[ASSIGNMENT] Copy out each line of the data below in which the string "JSON" appears.

----

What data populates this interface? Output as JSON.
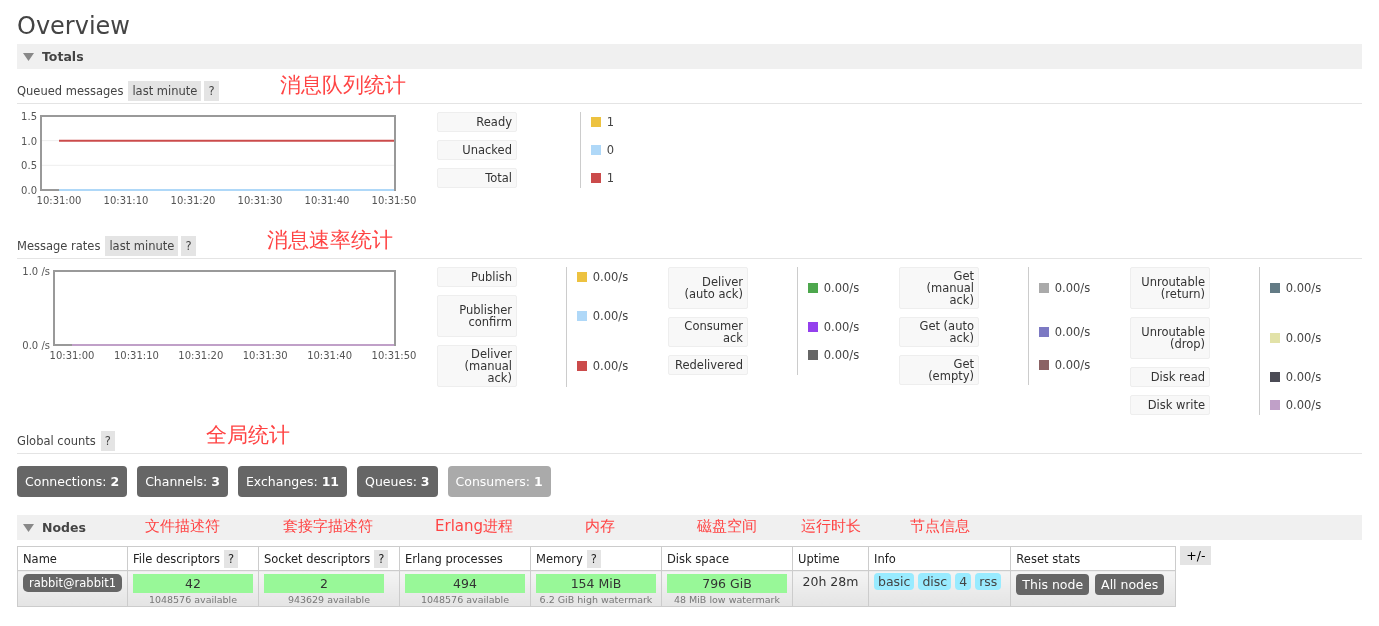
{
  "page_title": "Overview",
  "totals": {
    "title": "Totals",
    "expanded": true,
    "queued": {
      "label": "Queued messages",
      "range": "last minute",
      "help": "?",
      "annotation": "消息队列统计",
      "chart_data": {
        "type": "line",
        "categories": [
          "10:31:00",
          "10:31:10",
          "10:31:20",
          "10:31:30",
          "10:31:40",
          "10:31:50"
        ],
        "ylim": [
          0,
          1.5
        ],
        "yticks": [
          {
            "value": 0,
            "label": "0.0"
          },
          {
            "value": 0.5,
            "label": "0.5"
          },
          {
            "value": 1,
            "label": "1.0"
          },
          {
            "value": 1.5,
            "label": "1.5"
          }
        ],
        "series": [
          {
            "name": "Ready",
            "color": "#edc240",
            "values": [
              null,
              null,
              null,
              null,
              null,
              null
            ]
          },
          {
            "name": "Unacked",
            "color": "#afd8f8",
            "values": [
              0,
              0,
              0,
              0,
              0,
              0
            ]
          },
          {
            "name": "Total",
            "color": "#cb4b4b",
            "values": [
              1,
              1,
              1,
              1,
              1,
              1
            ]
          }
        ]
      },
      "readings": [
        "1",
        "0",
        "1"
      ]
    },
    "rates": {
      "label": "Message rates",
      "range": "last minute",
      "help": "?",
      "annotation": "消息速率统计",
      "chart_data": {
        "type": "line",
        "categories": [
          "10:31:00",
          "10:31:10",
          "10:31:20",
          "10:31:30",
          "10:31:40",
          "10:31:50"
        ],
        "ylim": [
          0,
          1
        ],
        "yticks": [
          {
            "value": 0,
            "label": "0.0 /s"
          },
          {
            "value": 1,
            "label": "1.0 /s"
          }
        ],
        "series": [
          {
            "name": "Publish",
            "color": "#edc240",
            "values": [
              null,
              null,
              null,
              null,
              null,
              null
            ]
          },
          {
            "name": "Publisher confirm",
            "color": "#afd8f8",
            "values": [
              null,
              null,
              null,
              null,
              null,
              null
            ]
          },
          {
            "name": "Deliver (manual ack)",
            "color": "#cb4b4b",
            "values": [
              null,
              null,
              null,
              null,
              null,
              null
            ]
          },
          {
            "name": "Deliver (auto ack)",
            "color": "#4da74d",
            "values": [
              null,
              null,
              null,
              null,
              null,
              null
            ]
          },
          {
            "name": "Consumer ack",
            "color": "#9440ed",
            "values": [
              null,
              null,
              null,
              null,
              null,
              null
            ]
          },
          {
            "name": "Redelivered",
            "color": "#666666",
            "values": [
              null,
              null,
              null,
              null,
              null,
              null
            ]
          },
          {
            "name": "Get (manual ack)",
            "color": "#aaaaaa",
            "values": [
              null,
              null,
              null,
              null,
              null,
              null
            ]
          },
          {
            "name": "Get (auto ack)",
            "color": "#7c79c3",
            "values": [
              null,
              null,
              null,
              null,
              null,
              null
            ]
          },
          {
            "name": "Get (empty)",
            "color": "#8b6264",
            "values": [
              null,
              null,
              null,
              null,
              null,
              null
            ]
          },
          {
            "name": "Unroutable (return)",
            "color": "#637b85",
            "values": [
              null,
              null,
              null,
              null,
              null,
              null
            ]
          },
          {
            "name": "Unroutable (drop)",
            "color": "#e2e2a8",
            "values": [
              null,
              null,
              null,
              null,
              null,
              null
            ]
          },
          {
            "name": "Disk read",
            "color": "#4b4b55",
            "values": [
              null,
              null,
              null,
              null,
              null,
              null
            ]
          },
          {
            "name": "Disk write",
            "color": "#c0a0c8",
            "values": [
              0,
              0,
              0,
              0,
              0,
              0
            ]
          }
        ]
      },
      "readings": [
        "0.00/s",
        "0.00/s",
        "0.00/s",
        "0.00/s",
        "0.00/s",
        "0.00/s",
        "0.00/s",
        "0.00/s",
        "0.00/s",
        "0.00/s",
        "0.00/s",
        "0.00/s",
        "0.00/s"
      ]
    },
    "global": {
      "label": "Global counts",
      "help": "?",
      "annotation": "全局统计",
      "counts": [
        {
          "label": "Connections:",
          "value": "2",
          "disabled": false
        },
        {
          "label": "Channels:",
          "value": "3",
          "disabled": false
        },
        {
          "label": "Exchanges:",
          "value": "11",
          "disabled": false
        },
        {
          "label": "Queues:",
          "value": "3",
          "disabled": false
        },
        {
          "label": "Consumers:",
          "value": "1",
          "disabled": true
        }
      ]
    }
  },
  "nodes": {
    "title": "Nodes",
    "expanded": true,
    "annotations": [
      "文件描述符",
      "套接字描述符",
      "Erlang进程",
      "内存",
      "磁盘空间",
      "运行时长",
      "节点信息"
    ],
    "columns": [
      {
        "label": "Name"
      },
      {
        "label": "File descriptors",
        "help": "?"
      },
      {
        "label": "Socket descriptors",
        "help": "?"
      },
      {
        "label": "Erlang processes"
      },
      {
        "label": "Memory",
        "help": "?"
      },
      {
        "label": "Disk space"
      },
      {
        "label": "Uptime"
      },
      {
        "label": "Info"
      },
      {
        "label": "Reset stats"
      }
    ],
    "toggle": "+/-",
    "rows": [
      {
        "cells": [
          {
            "kind": "name",
            "text": "rabbit@rabbit1"
          },
          {
            "kind": "meter",
            "value": "42",
            "note": "1048576 available"
          },
          {
            "kind": "meter",
            "value": "2",
            "note": "943629 available"
          },
          {
            "kind": "meter",
            "value": "494",
            "note": "1048576 available"
          },
          {
            "kind": "meter",
            "value": "154 MiB",
            "note": "6.2 GiB high watermark"
          },
          {
            "kind": "meter",
            "value": "796 GiB",
            "note": "48 MiB low watermark"
          },
          {
            "kind": "text",
            "text": "20h 28m"
          },
          {
            "kind": "tags",
            "items": [
              "basic",
              "disc",
              "4",
              "rss"
            ]
          },
          {
            "kind": "buttons",
            "items": [
              "This node",
              "All nodes"
            ]
          }
        ]
      }
    ]
  }
}
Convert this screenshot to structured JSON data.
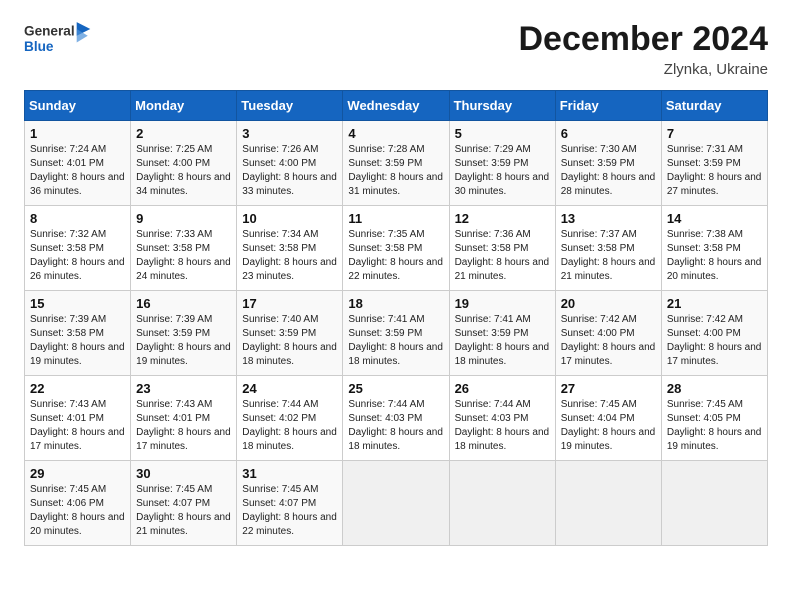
{
  "header": {
    "logo_general": "General",
    "logo_blue": "Blue",
    "month_title": "December 2024",
    "location": "Zlynka, Ukraine"
  },
  "weekdays": [
    "Sunday",
    "Monday",
    "Tuesday",
    "Wednesday",
    "Thursday",
    "Friday",
    "Saturday"
  ],
  "rows": [
    [
      {
        "day": "1",
        "sunrise": "Sunrise: 7:24 AM",
        "sunset": "Sunset: 4:01 PM",
        "daylight": "Daylight: 8 hours and 36 minutes."
      },
      {
        "day": "2",
        "sunrise": "Sunrise: 7:25 AM",
        "sunset": "Sunset: 4:00 PM",
        "daylight": "Daylight: 8 hours and 34 minutes."
      },
      {
        "day": "3",
        "sunrise": "Sunrise: 7:26 AM",
        "sunset": "Sunset: 4:00 PM",
        "daylight": "Daylight: 8 hours and 33 minutes."
      },
      {
        "day": "4",
        "sunrise": "Sunrise: 7:28 AM",
        "sunset": "Sunset: 3:59 PM",
        "daylight": "Daylight: 8 hours and 31 minutes."
      },
      {
        "day": "5",
        "sunrise": "Sunrise: 7:29 AM",
        "sunset": "Sunset: 3:59 PM",
        "daylight": "Daylight: 8 hours and 30 minutes."
      },
      {
        "day": "6",
        "sunrise": "Sunrise: 7:30 AM",
        "sunset": "Sunset: 3:59 PM",
        "daylight": "Daylight: 8 hours and 28 minutes."
      },
      {
        "day": "7",
        "sunrise": "Sunrise: 7:31 AM",
        "sunset": "Sunset: 3:59 PM",
        "daylight": "Daylight: 8 hours and 27 minutes."
      }
    ],
    [
      {
        "day": "8",
        "sunrise": "Sunrise: 7:32 AM",
        "sunset": "Sunset: 3:58 PM",
        "daylight": "Daylight: 8 hours and 26 minutes."
      },
      {
        "day": "9",
        "sunrise": "Sunrise: 7:33 AM",
        "sunset": "Sunset: 3:58 PM",
        "daylight": "Daylight: 8 hours and 24 minutes."
      },
      {
        "day": "10",
        "sunrise": "Sunrise: 7:34 AM",
        "sunset": "Sunset: 3:58 PM",
        "daylight": "Daylight: 8 hours and 23 minutes."
      },
      {
        "day": "11",
        "sunrise": "Sunrise: 7:35 AM",
        "sunset": "Sunset: 3:58 PM",
        "daylight": "Daylight: 8 hours and 22 minutes."
      },
      {
        "day": "12",
        "sunrise": "Sunrise: 7:36 AM",
        "sunset": "Sunset: 3:58 PM",
        "daylight": "Daylight: 8 hours and 21 minutes."
      },
      {
        "day": "13",
        "sunrise": "Sunrise: 7:37 AM",
        "sunset": "Sunset: 3:58 PM",
        "daylight": "Daylight: 8 hours and 21 minutes."
      },
      {
        "day": "14",
        "sunrise": "Sunrise: 7:38 AM",
        "sunset": "Sunset: 3:58 PM",
        "daylight": "Daylight: 8 hours and 20 minutes."
      }
    ],
    [
      {
        "day": "15",
        "sunrise": "Sunrise: 7:39 AM",
        "sunset": "Sunset: 3:58 PM",
        "daylight": "Daylight: 8 hours and 19 minutes."
      },
      {
        "day": "16",
        "sunrise": "Sunrise: 7:39 AM",
        "sunset": "Sunset: 3:59 PM",
        "daylight": "Daylight: 8 hours and 19 minutes."
      },
      {
        "day": "17",
        "sunrise": "Sunrise: 7:40 AM",
        "sunset": "Sunset: 3:59 PM",
        "daylight": "Daylight: 8 hours and 18 minutes."
      },
      {
        "day": "18",
        "sunrise": "Sunrise: 7:41 AM",
        "sunset": "Sunset: 3:59 PM",
        "daylight": "Daylight: 8 hours and 18 minutes."
      },
      {
        "day": "19",
        "sunrise": "Sunrise: 7:41 AM",
        "sunset": "Sunset: 3:59 PM",
        "daylight": "Daylight: 8 hours and 18 minutes."
      },
      {
        "day": "20",
        "sunrise": "Sunrise: 7:42 AM",
        "sunset": "Sunset: 4:00 PM",
        "daylight": "Daylight: 8 hours and 17 minutes."
      },
      {
        "day": "21",
        "sunrise": "Sunrise: 7:42 AM",
        "sunset": "Sunset: 4:00 PM",
        "daylight": "Daylight: 8 hours and 17 minutes."
      }
    ],
    [
      {
        "day": "22",
        "sunrise": "Sunrise: 7:43 AM",
        "sunset": "Sunset: 4:01 PM",
        "daylight": "Daylight: 8 hours and 17 minutes."
      },
      {
        "day": "23",
        "sunrise": "Sunrise: 7:43 AM",
        "sunset": "Sunset: 4:01 PM",
        "daylight": "Daylight: 8 hours and 17 minutes."
      },
      {
        "day": "24",
        "sunrise": "Sunrise: 7:44 AM",
        "sunset": "Sunset: 4:02 PM",
        "daylight": "Daylight: 8 hours and 18 minutes."
      },
      {
        "day": "25",
        "sunrise": "Sunrise: 7:44 AM",
        "sunset": "Sunset: 4:03 PM",
        "daylight": "Daylight: 8 hours and 18 minutes."
      },
      {
        "day": "26",
        "sunrise": "Sunrise: 7:44 AM",
        "sunset": "Sunset: 4:03 PM",
        "daylight": "Daylight: 8 hours and 18 minutes."
      },
      {
        "day": "27",
        "sunrise": "Sunrise: 7:45 AM",
        "sunset": "Sunset: 4:04 PM",
        "daylight": "Daylight: 8 hours and 19 minutes."
      },
      {
        "day": "28",
        "sunrise": "Sunrise: 7:45 AM",
        "sunset": "Sunset: 4:05 PM",
        "daylight": "Daylight: 8 hours and 19 minutes."
      }
    ],
    [
      {
        "day": "29",
        "sunrise": "Sunrise: 7:45 AM",
        "sunset": "Sunset: 4:06 PM",
        "daylight": "Daylight: 8 hours and 20 minutes."
      },
      {
        "day": "30",
        "sunrise": "Sunrise: 7:45 AM",
        "sunset": "Sunset: 4:07 PM",
        "daylight": "Daylight: 8 hours and 21 minutes."
      },
      {
        "day": "31",
        "sunrise": "Sunrise: 7:45 AM",
        "sunset": "Sunset: 4:07 PM",
        "daylight": "Daylight: 8 hours and 22 minutes."
      },
      null,
      null,
      null,
      null
    ]
  ]
}
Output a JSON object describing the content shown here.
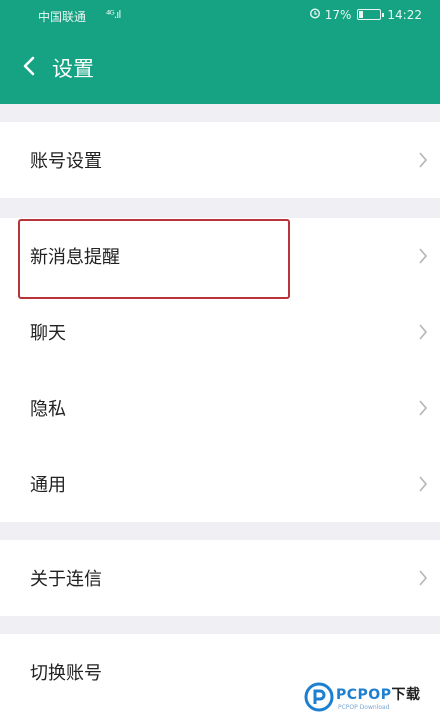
{
  "status_bar": {
    "carrier": "中国联通",
    "signal": "⁴ᴳ.ıl",
    "battery": "17%",
    "battery_level": 0.17,
    "time": "14:22"
  },
  "header": {
    "title": "设置"
  },
  "groups": [
    {
      "items": [
        {
          "label": "账号设置"
        }
      ]
    },
    {
      "items": [
        {
          "label": "新消息提醒"
        },
        {
          "label": "聊天"
        },
        {
          "label": "隐私"
        },
        {
          "label": "通用"
        }
      ]
    },
    {
      "items": [
        {
          "label": "关于连信"
        }
      ]
    },
    {
      "items": [
        {
          "label": "切换账号"
        }
      ]
    }
  ],
  "highlighted_item": "新消息提醒",
  "watermark": {
    "brand": "PCPOP",
    "suffix": "下载",
    "sub": "PCPOP Download"
  },
  "colors": {
    "accent": "#15a383",
    "highlight_border": "#b9343a",
    "background": "#efeff4"
  }
}
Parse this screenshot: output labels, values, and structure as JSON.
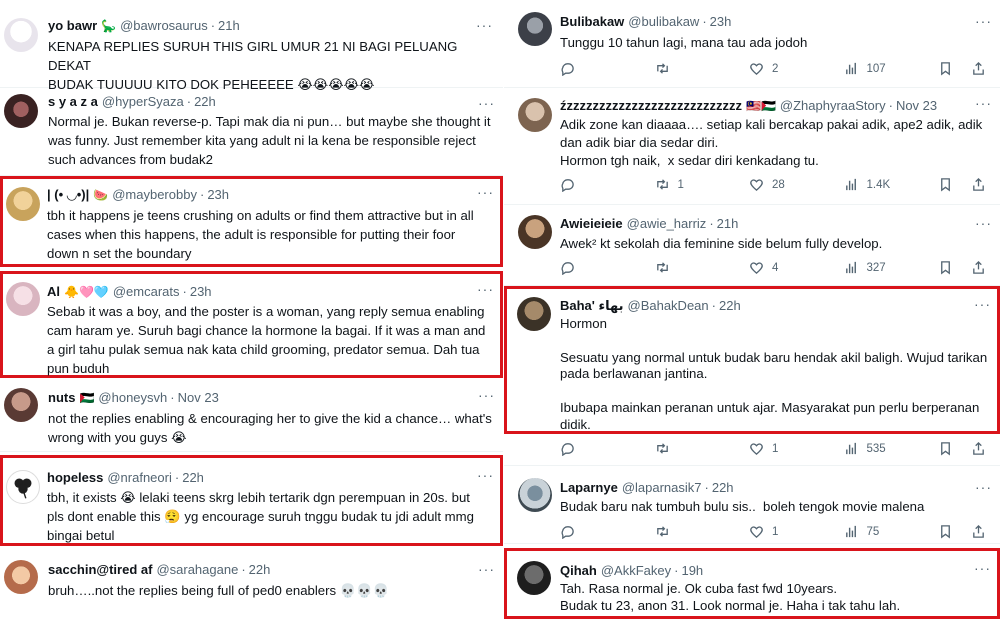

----

[ANSWER BOX]
What data populates this interface? Output as JSON.
Convert this screenshot to structured JSON data.
Output a JSON object describing the content shown here.
Parse this screenshot: output labels, values, and structure as JSON.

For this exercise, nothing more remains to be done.